Bri-gung Monastery is a famous monastery in Tibet, well-known for performing celestial burials. It was founded in 1179 by the founder of that tradition, Drigung Kyobpa Jigten-gonpo-rinchenpel.
The monastery also named Drigung Til Monastery is named after its location in a valley about 150 km east from Lhasa, in Drigung district, and is the mother monastery of the Drigung Kagyu (Drikung Kargyu) tradition.
It was destructed in the Tibetan fighting between two Buddist Sects. Reconstruction works began in 1980. Drigung Kagyu traditions are nowadays also kept at the Jangchubling Drikung Kargyu Institute at Dehra Dun, Uttar Pradesh, India, founded in 1985.

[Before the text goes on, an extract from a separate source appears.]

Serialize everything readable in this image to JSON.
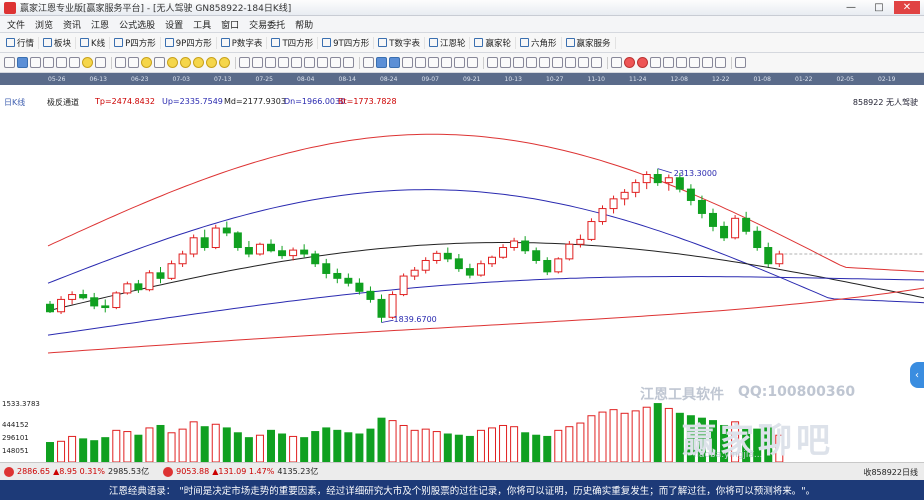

Bri-gung Monasery has always emphasized meditation practice, particularly of the tantric specialties of its founder. There is a long tradition of meditators living in caves above and around the monasery, engaged in intensive practice of the six teachings of Naropa (Na-ro chos-drug, six yogas of Naropa) and the Possessing Five Tradition (lnga-ldan). From time to time, these yogis living in retreat would have to demonstrate their meditation accomplishments before the two heads of the Drigung Tradition, the Drigung Chetsang (‘Bri-gung Che-tshang) and Drigung Chungtsang (‘Bri-gung Chung-tshang).